The Biden Administration on Wednesday announced the launch of the American Climate Corps, a jobs initiative aiming to mobilize some 20,000 young Americans “to work on the frontlines of conservation, clean energy and climate resilience.”
“American Climate Corps members will gain the skills necessary to access good-paying jobs that are aligned with high-quality employment opportunities after they complete their paid training or service program,” the White House said on its sign-up sheet.
The new initiative was launched the same day that the Biden Administration announced it’s making $4.6 billion available to help states, localities and tribes implement their climate plans.

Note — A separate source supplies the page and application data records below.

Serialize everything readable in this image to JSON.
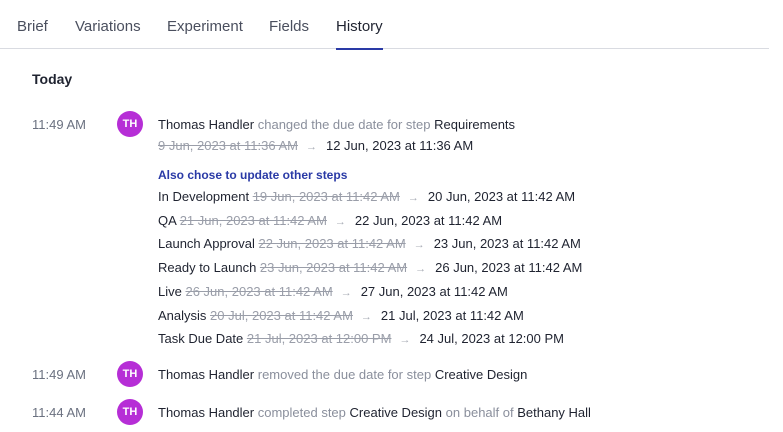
{
  "tabs": [
    {
      "label": "Brief",
      "active": false
    },
    {
      "label": "Variations",
      "active": false
    },
    {
      "label": "Experiment",
      "active": false
    },
    {
      "label": "Fields",
      "active": false
    },
    {
      "label": "History",
      "active": true
    }
  ],
  "day_heading": "Today",
  "entries": [
    {
      "time": "11:49 AM",
      "avatar": "TH",
      "actor": "Thomas Handler",
      "action": "changed the due date for step",
      "target": "Requirements",
      "old_value": "9 Jun, 2023 at 11:36 AM",
      "new_value": "12 Jun, 2023 at 11:36 AM",
      "also_heading": "Also chose to update other steps",
      "updates": [
        {
          "step": "In Development",
          "old": "19 Jun, 2023 at 11:42 AM",
          "new": "20 Jun, 2023 at 11:42 AM"
        },
        {
          "step": "QA",
          "old": "21 Jun, 2023 at 11:42 AM",
          "new": "22 Jun, 2023 at 11:42 AM"
        },
        {
          "step": "Launch Approval",
          "old": "22 Jun, 2023 at 11:42 AM",
          "new": "23 Jun, 2023 at 11:42 AM"
        },
        {
          "step": "Ready to Launch",
          "old": "23 Jun, 2023 at 11:42 AM",
          "new": "26 Jun, 2023 at 11:42 AM"
        },
        {
          "step": "Live",
          "old": "26 Jun, 2023 at 11:42 AM",
          "new": "27 Jun, 2023 at 11:42 AM"
        },
        {
          "step": "Analysis",
          "old": "20 Jul, 2023 at 11:42 AM",
          "new": "21 Jul, 2023 at 11:42 AM"
        },
        {
          "step": "Task Due Date",
          "old": "21 Jul, 2023 at 12:00 PM",
          "new": "24 Jul, 2023 at 12:00 PM"
        }
      ]
    },
    {
      "time": "11:49 AM",
      "avatar": "TH",
      "actor": "Thomas Handler",
      "action": "removed the due date for step",
      "target": "Creative Design"
    },
    {
      "time": "11:44 AM",
      "avatar": "TH",
      "actor": "Thomas Handler",
      "action": "completed step",
      "target": "Creative Design",
      "suffix": "on behalf of",
      "behalf": "Bethany Hall"
    }
  ],
  "colors": {
    "accent": "#2a3aa6",
    "avatar": "#b62ed6",
    "muted_text": "#8a8f9c"
  },
  "icons": {
    "arrow": "arrow-right-icon"
  }
}
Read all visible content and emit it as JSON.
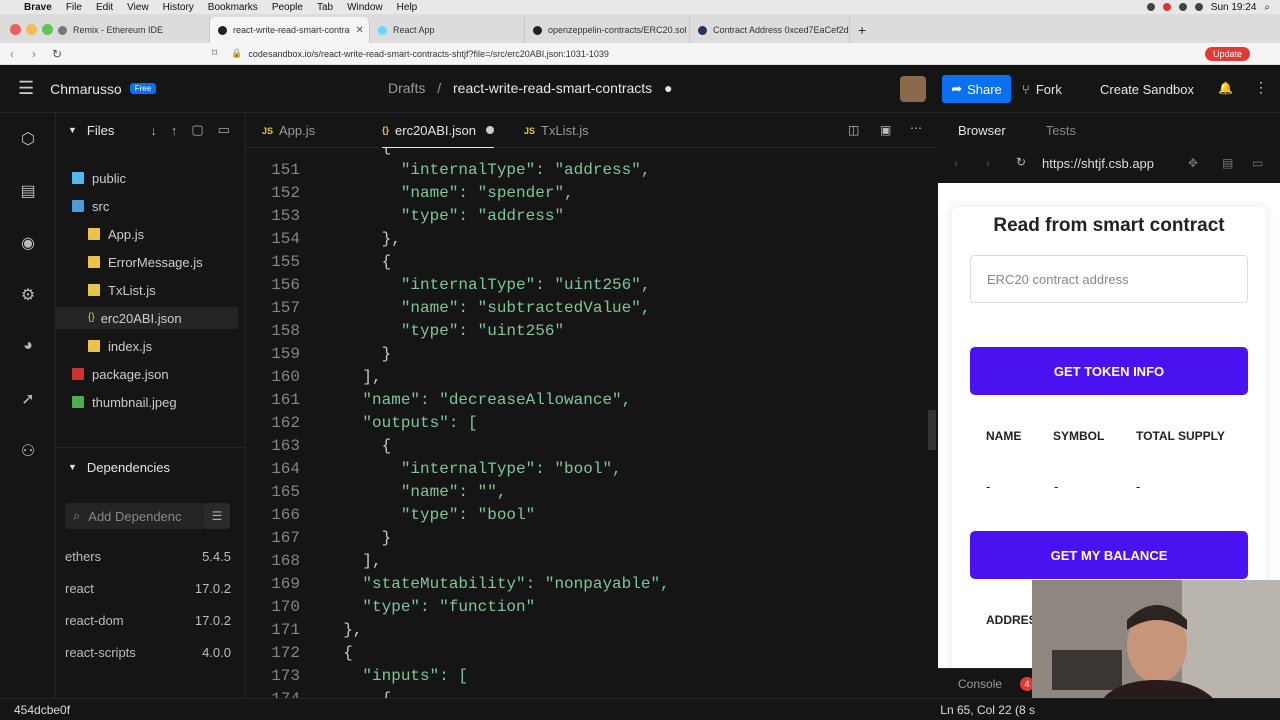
{
  "menubar": {
    "app": "Brave",
    "items": [
      "File",
      "Edit",
      "View",
      "History",
      "Bookmarks",
      "People",
      "Tab",
      "Window",
      "Help"
    ],
    "clock": "Sun 19:24"
  },
  "browser": {
    "tabs": [
      {
        "label": "Remix - Ethereum IDE",
        "active": false
      },
      {
        "label": "react-write-read-smart-contra",
        "active": true
      },
      {
        "label": "React App",
        "active": false
      },
      {
        "label": "openzeppelin-contracts/ERC20.sol",
        "active": false
      },
      {
        "label": "Contract Address 0xced7EaCef2db",
        "active": false
      }
    ],
    "url": "codesandbox.io/s/react-write-read-smart-contracts-shtjf?file=/src/erc20ABI.json:1031-1039",
    "update_label": "Update"
  },
  "header": {
    "username": "Chmarusso",
    "plan_badge": "Free",
    "breadcrumb_root": "Drafts",
    "breadcrumb_sep": "/",
    "project_name": "react-write-read-smart-contracts",
    "share_label": "Share",
    "fork_label": "Fork",
    "create_label": "Create Sandbox"
  },
  "explorer": {
    "files_title": "Files",
    "tree": [
      {
        "name": "public",
        "type": "folder",
        "depth": 0
      },
      {
        "name": "src",
        "type": "folder",
        "depth": 0
      },
      {
        "name": "App.js",
        "type": "js",
        "depth": 1
      },
      {
        "name": "ErrorMessage.js",
        "type": "js",
        "depth": 1
      },
      {
        "name": "TxList.js",
        "type": "js",
        "depth": 1
      },
      {
        "name": "erc20ABI.json",
        "type": "json",
        "depth": 1,
        "selected": true
      },
      {
        "name": "index.js",
        "type": "js",
        "depth": 1
      },
      {
        "name": "package.json",
        "type": "pkg",
        "depth": 0
      },
      {
        "name": "thumbnail.jpeg",
        "type": "img",
        "depth": 0
      }
    ],
    "deps_title": "Dependencies",
    "deps_search_placeholder": "Add Dependenc",
    "deps": [
      {
        "name": "ethers",
        "version": "5.4.5"
      },
      {
        "name": "react",
        "version": "17.0.2"
      },
      {
        "name": "react-dom",
        "version": "17.0.2"
      },
      {
        "name": "react-scripts",
        "version": "4.0.0"
      }
    ]
  },
  "editor": {
    "tabs": [
      {
        "label": "App.js",
        "icon": "JS",
        "active": false
      },
      {
        "label": "erc20ABI.json",
        "icon": "{}",
        "active": true,
        "modified": true
      },
      {
        "label": "TxList.js",
        "icon": "JS",
        "active": false
      }
    ],
    "lines": [
      {
        "n": "",
        "t": "      {"
      },
      {
        "n": "151",
        "t": "        \"internalType\": \"address\","
      },
      {
        "n": "152",
        "t": "        \"name\": \"spender\","
      },
      {
        "n": "153",
        "t": "        \"type\": \"address\""
      },
      {
        "n": "154",
        "t": "      },"
      },
      {
        "n": "155",
        "t": "      {"
      },
      {
        "n": "156",
        "t": "        \"internalType\": \"uint256\","
      },
      {
        "n": "157",
        "t": "        \"name\": \"subtractedValue\","
      },
      {
        "n": "158",
        "t": "        \"type\": \"uint256\""
      },
      {
        "n": "159",
        "t": "      }"
      },
      {
        "n": "160",
        "t": "    ],"
      },
      {
        "n": "161",
        "t": "    \"name\": \"decreaseAllowance\","
      },
      {
        "n": "162",
        "t": "    \"outputs\": ["
      },
      {
        "n": "163",
        "t": "      {"
      },
      {
        "n": "164",
        "t": "        \"internalType\": \"bool\","
      },
      {
        "n": "165",
        "t": "        \"name\": \"\","
      },
      {
        "n": "166",
        "t": "        \"type\": \"bool\""
      },
      {
        "n": "167",
        "t": "      }"
      },
      {
        "n": "168",
        "t": "    ],"
      },
      {
        "n": "169",
        "t": "    \"stateMutability\": \"nonpayable\","
      },
      {
        "n": "170",
        "t": "    \"type\": \"function\""
      },
      {
        "n": "171",
        "t": "  },"
      },
      {
        "n": "172",
        "t": "  {"
      },
      {
        "n": "173",
        "t": "    \"inputs\": ["
      },
      {
        "n": "174",
        "t": "      {"
      }
    ]
  },
  "preview": {
    "tab_browser": "Browser",
    "tab_tests": "Tests",
    "url": "https://shtjf.csb.app",
    "title": "Read from smart contract",
    "address_placeholder": "ERC20 contract address",
    "get_token_info_label": "GET TOKEN INFO",
    "table_headers": [
      "NAME",
      "SYMBOL",
      "TOTAL SUPPLY"
    ],
    "table_values": [
      "-",
      "-",
      "-"
    ],
    "get_balance_label": "GET MY BALANCE",
    "address_label": "ADDRES",
    "console_label": "Console",
    "console_count": "4"
  },
  "status": {
    "hash": "454dcbe0f",
    "cursor": "Ln 65, Col 22 (8 s"
  },
  "colors": {
    "accent_blue": "#0971f1",
    "button_purple": "#4a12f0",
    "editor_bg": "#151515",
    "code_string": "#7ec699"
  }
}
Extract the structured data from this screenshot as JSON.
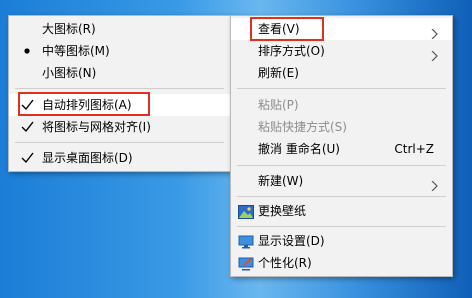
{
  "view_submenu": {
    "items": [
      {
        "label": "大图标(R)"
      },
      {
        "label": "中等图标(M)"
      },
      {
        "label": "小图标(N)"
      },
      {
        "label": "自动排列图标(A)"
      },
      {
        "label": "将图标与网格对齐(I)"
      },
      {
        "label": "显示桌面图标(D)"
      }
    ]
  },
  "context_menu": {
    "items": [
      {
        "label": "查看(V)"
      },
      {
        "label": "排序方式(O)"
      },
      {
        "label": "刷新(E)"
      },
      {
        "label": "粘贴(P)"
      },
      {
        "label": "粘贴快捷方式(S)"
      },
      {
        "label": "撤消 重命名(U)",
        "shortcut": "Ctrl+Z"
      },
      {
        "label": "新建(W)"
      },
      {
        "label": "更换壁纸"
      },
      {
        "label": "显示设置(D)"
      },
      {
        "label": "个性化(R)"
      }
    ]
  },
  "colors": {
    "highlight_border": "#e0301e",
    "hover_bg": "#ffffff",
    "menu_bg": "#f2f2f2",
    "disabled_text": "#8d8d8d"
  }
}
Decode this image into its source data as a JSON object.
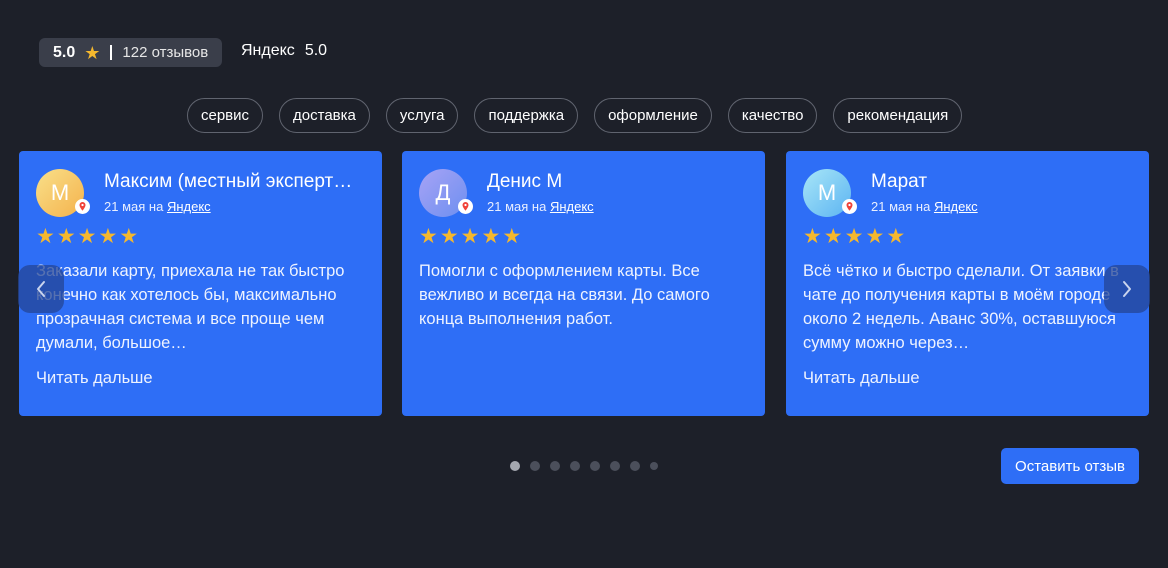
{
  "header": {
    "rating": "5.0",
    "reviews_count": "122 отзывов",
    "source_name": "Яндекс",
    "source_rating": "5.0"
  },
  "tags": [
    "сервис",
    "доставка",
    "услуга",
    "поддержка",
    "оформление",
    "качество",
    "рекомендация"
  ],
  "reviews": [
    {
      "initial": "М",
      "author": "Максим (местный эксперт…",
      "date": "21 мая на",
      "source": "Яндекс",
      "stars": 5,
      "text": "Заказали карту, приехала не так быстро конечно как хотелось бы, максимально прозрачная система и все проще чем думали, большое…",
      "read_more": "Читать дальше",
      "avatar_colors": [
        "#f9e08a",
        "#f4b24c"
      ]
    },
    {
      "initial": "Д",
      "author": "Денис М",
      "date": "21 мая на",
      "source": "Яндекс",
      "stars": 5,
      "text": "Помогли с оформлением карты. Все вежливо и всегда на связи. До самого конца выполнения работ.",
      "read_more": "",
      "avatar_colors": [
        "#a7a3f5",
        "#6d8ff0"
      ]
    },
    {
      "initial": "М",
      "author": "Марат",
      "date": "21 мая на",
      "source": "Яндекс",
      "stars": 5,
      "text": "Всё чётко и быстро сделали. От заявки в чате до получения карты в моём городе около 2 недель. Аванс 30%, оставшуюся сумму можно через…",
      "read_more": "Читать дальше",
      "avatar_colors": [
        "#a8e6f7",
        "#5cb4f2"
      ]
    }
  ],
  "pagination": {
    "total": 8,
    "active": 0
  },
  "actions": {
    "leave_review": "Оставить отзыв"
  },
  "colors": {
    "card": "#2e6ef6",
    "star": "#f5b82e",
    "background": "#1d2029"
  }
}
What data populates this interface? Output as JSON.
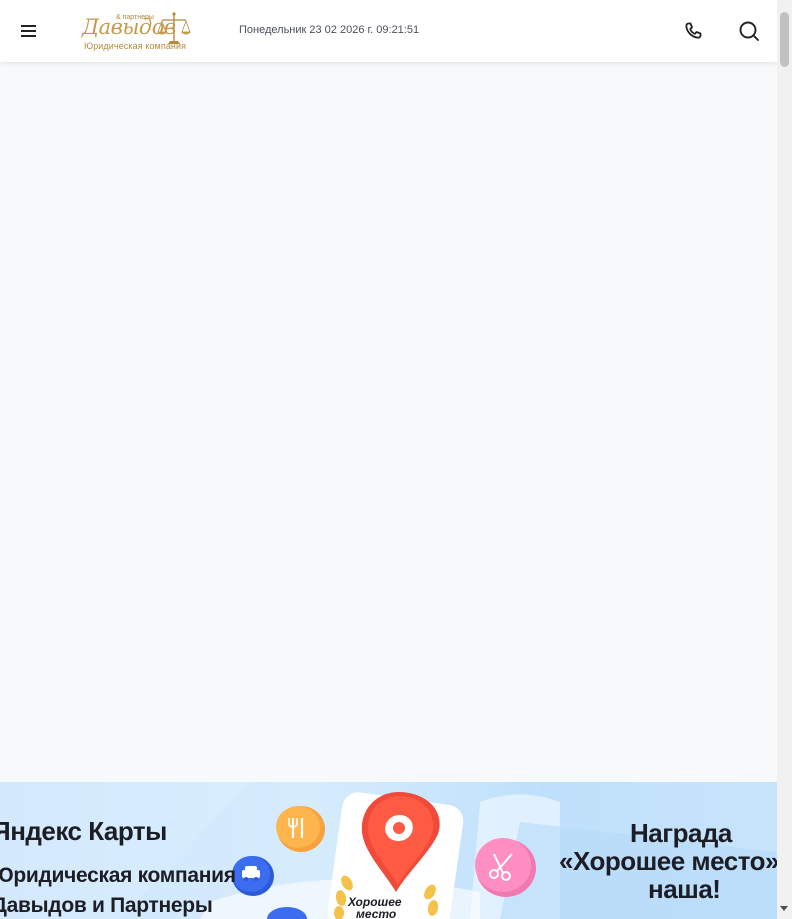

The funding will come from last year’s Inflation Reduction Act via a coffer intended to help local governments cut greenhouse gas emissions and air pollution in their communities.
The EPA said it plans to allocate the money through some 30 to 115 grants that will range between $2 million and $50 million to local governments, as well as some 25 to 100 grants ranging between $1 million and $25 million to tribes and territories.
“The Biden-Harris Administration recognizes the economic, financial, and fiscal risks posed by climate change,” the White House noted in a summary published Wednesday of last week’s Climate Risk Modeling Roundtable.
The Administration further noted, “Shortly after taking office, President Biden signed an Executive Order on Climate-Related Financial Risk which directs agencies across the Federal government to take steps to quantify and manage climate-related risks. This work—along with broader adaptation and resilience efforts across the U.S.—requires high-quality, actionable, decision-relevant information on physical climate risks.”
The roundtable was hosted by the Council of Economic Advisers, and it included discussions with academic experts, insurance company representatives, federal and state financial regulators and others.
Also on Wednesday, Biden was meeting with Brazilian President Luiz Inácio Lula da Silva in New York City amid the U.N. General Assembly to discuss labor and climate challenges.
The two Presidents were set to announce the Partnership for Workers’ Rights following their meeting, a White House official noted during a teleconference with reporters on Tuesday.
“The U.S.-Brazil relationship is not just bilateral, it’s global in nature—the two largest exporters of food in the world, important leaders on climate, and on issues from food security to nonproliferation,” the official added.